Dr. Mark Lehner speaks at the field school anniversary party (l); current and former AERA staff members, students and instructors celebrate at the anniversary party. (r).
The Pig and the Chicken in the Middle East
Sometime around 1000 B.C.E. pig use in the Middle East declined and was subsequently religiously prohibited. Around the same time that pork fell out of favor, chickens were introduced into the area.
AERA Chief Research Officer Dr. Richard Redding’s paper examining the historical reasons for the decline of the pig (and the rise of the chicken) has been featured in the Smithsonian and the New Historian.
The full text of his article, The Pig and the Chicken in the Middle East: Modeling Human Subsistence Behavior in the Archaeological Record Using Historical and Animal Husbandry Data, is available in the Journal of Archaeological Research.
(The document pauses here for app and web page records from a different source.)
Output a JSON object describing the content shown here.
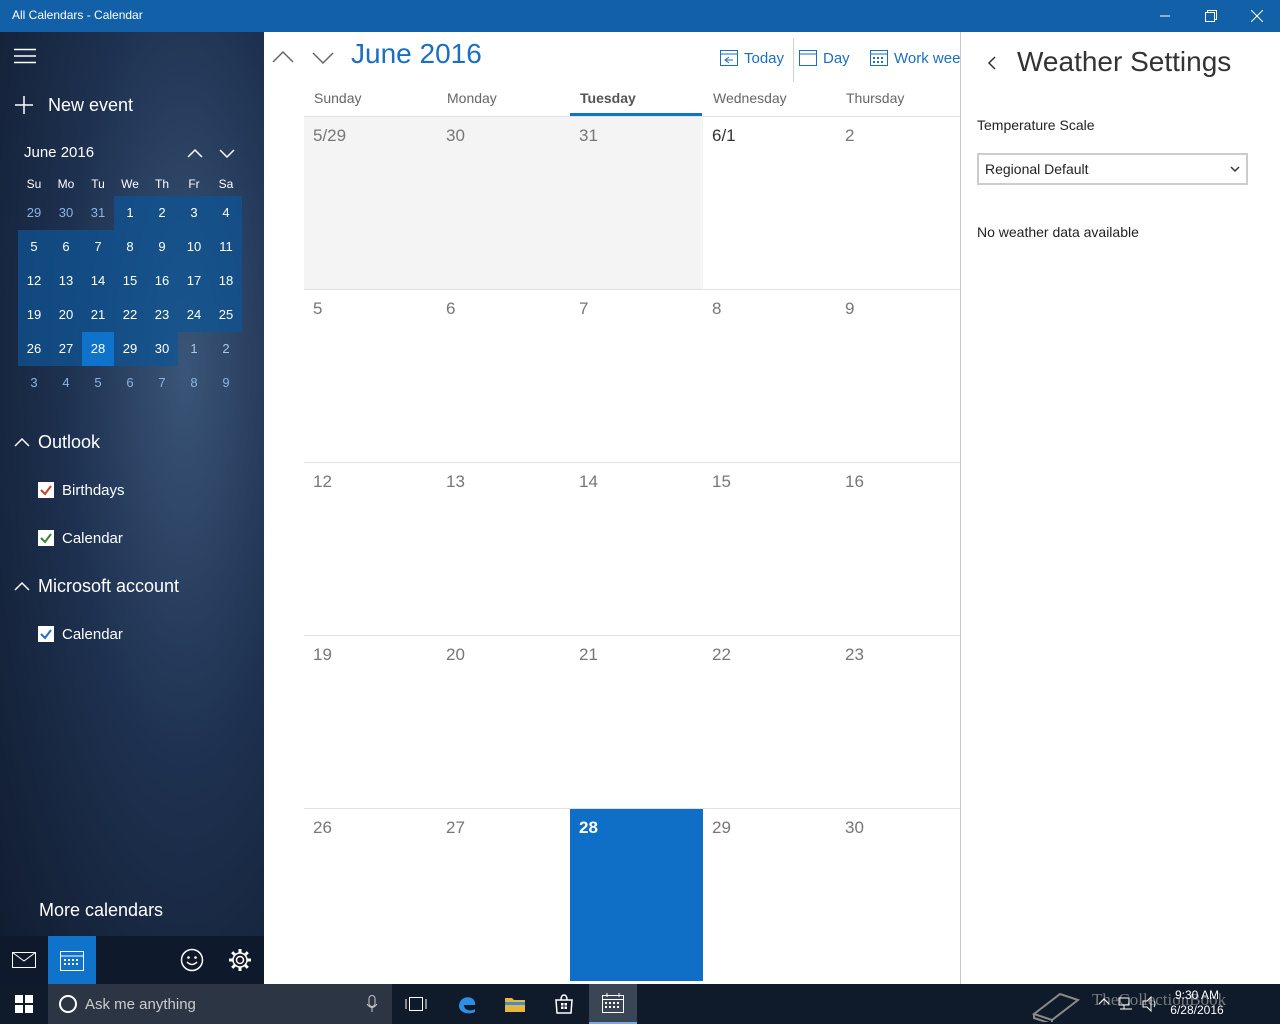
{
  "window": {
    "title": "All Calendars - Calendar"
  },
  "sidebar": {
    "new_event": "New event",
    "mini_calendar": {
      "title": "June 2016",
      "weekday_labels": [
        "Su",
        "Mo",
        "Tu",
        "We",
        "Th",
        "Fr",
        "Sa"
      ],
      "weeks": [
        [
          "29",
          "30",
          "31",
          "1",
          "2",
          "3",
          "4"
        ],
        [
          "5",
          "6",
          "7",
          "8",
          "9",
          "10",
          "11"
        ],
        [
          "12",
          "13",
          "14",
          "15",
          "16",
          "17",
          "18"
        ],
        [
          "19",
          "20",
          "21",
          "22",
          "23",
          "24",
          "25"
        ],
        [
          "26",
          "27",
          "28",
          "29",
          "30",
          "1",
          "2"
        ],
        [
          "3",
          "4",
          "5",
          "6",
          "7",
          "8",
          "9"
        ]
      ],
      "selected_day": "28"
    },
    "groups": [
      {
        "name": "Outlook",
        "calendars": [
          {
            "label": "Birthdays",
            "checked": true,
            "color": "#c94126"
          },
          {
            "label": "Calendar",
            "checked": true,
            "color": "#2d8a3a"
          }
        ]
      },
      {
        "name": "Microsoft account",
        "calendars": [
          {
            "label": "Calendar",
            "checked": true,
            "color": "#1f6fc6"
          }
        ]
      }
    ],
    "more_calendars": "More calendars"
  },
  "main": {
    "month_title": "June 2016",
    "toolbar": {
      "today": "Today",
      "day": "Day",
      "work_week": "Work week"
    },
    "day_headers": [
      "Sunday",
      "Monday",
      "Tuesday",
      "Wednesday",
      "Thursday"
    ],
    "weeks": [
      [
        "5/29",
        "30",
        "31",
        "6/1",
        "2"
      ],
      [
        "5",
        "6",
        "7",
        "8",
        "9"
      ],
      [
        "12",
        "13",
        "14",
        "15",
        "16"
      ],
      [
        "19",
        "20",
        "21",
        "22",
        "23"
      ],
      [
        "26",
        "27",
        "28",
        "29",
        "30"
      ]
    ],
    "today_label": "28"
  },
  "weather": {
    "title": "Weather Settings",
    "temperature_label": "Temperature Scale",
    "scale_value": "Regional Default",
    "no_data": "No weather data available"
  },
  "taskbar": {
    "search_placeholder": "Ask me anything",
    "time": "9:30 AM",
    "date": "6/28/2016",
    "watermark": "TheCollectionBook"
  },
  "colors": {
    "accent": "#0f73cc",
    "titlebar": "#1160a8",
    "taskbar": "#0f1b2a"
  }
}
Abstract: The role of the pig in the subsistence system of the Middle East has a long and, in some cases, poorly understood history. It is a common domesticated animal in earlier archaeological sites throughout the Middle East. Sometime in the first millennium, BC pig use declined, and subsequently it became prohibited in large areas of the Middle East. The pig is an excellent source of protein, but because of low mobility and high water needs, it is difficult to move long distances. While common in sites, the pig is rarely mentioned in texts. In contrast, the use of cattle, sheep, and goats is extensively documented. In the human subsistence system of the arid and semiarid areas of the Middle East, the pig was a household-based protein resource that was not of interest to the central authority. Sometime in the late second or first millennium BC, the chicken was introduced into the Middle East. The chicken is an even more ideal household-based protein resource and, like the pig, is rarely mentioned in texts. In arid and semiarid areas of the Middle East, the pig and the chicken compete for food and labor in the human subsistence system. I hypothesize that in arid and semiarid areas of the Middle East, the chicken largely replaced the pig because the chicken is a more efficient source of protein, it produces a secondary product, the egg, and it is a smaller package; hence, a family can consume one in a day or two. This made the pig redundant and available for use in other human systems. The pig, however, never disappeared from the diet of humans in the Middle East.
The full article is available in the Journal of Archaeological Research.
Season’s Greetings from Giza
Wishing you Happy Holidays and a prosperous and peaceful New Year
from the whole AERA team
From exploring Egypt’s ancient cities to training the next generation of Egyptian archaeologists, AERA’s work is made possible thanks to the support of our members.
We need your help to explore further.
The AERA team devoted much of 2014 to bringing together 40 years of information to create new reconstructions of the pyramid builders’ urban architecture and water transport infrastructure. Now we look forward to 2015. In eight weeks we begin new excavations and an international field school at the Lost City of the Pyramids.
AERA’s accomplishments are possible thanks to the support of a science-minded community of interest in ancient Egypt. As a member of that community, you make possible AERA’s discovery and training on a scale that would not be possible within a large institution.
Using our unique opportunity at the Giza Pyramids for field research, AERA continues to lead in archaeological training and cultural exchange. While reconstructing the past, we also establish relations throughout contemporary Egypt at a grassroots level to help build a future for Egyptian archaeology.
Help us keep our field programs vital and effective. Think of us in your year-end giving by donating to AERA, giving a gift membership, or by directly sponsoring an area of our research through our giving catalog.
Thank you to everyone who helps to make our research possible!
President, Ancient Egypt Research Associates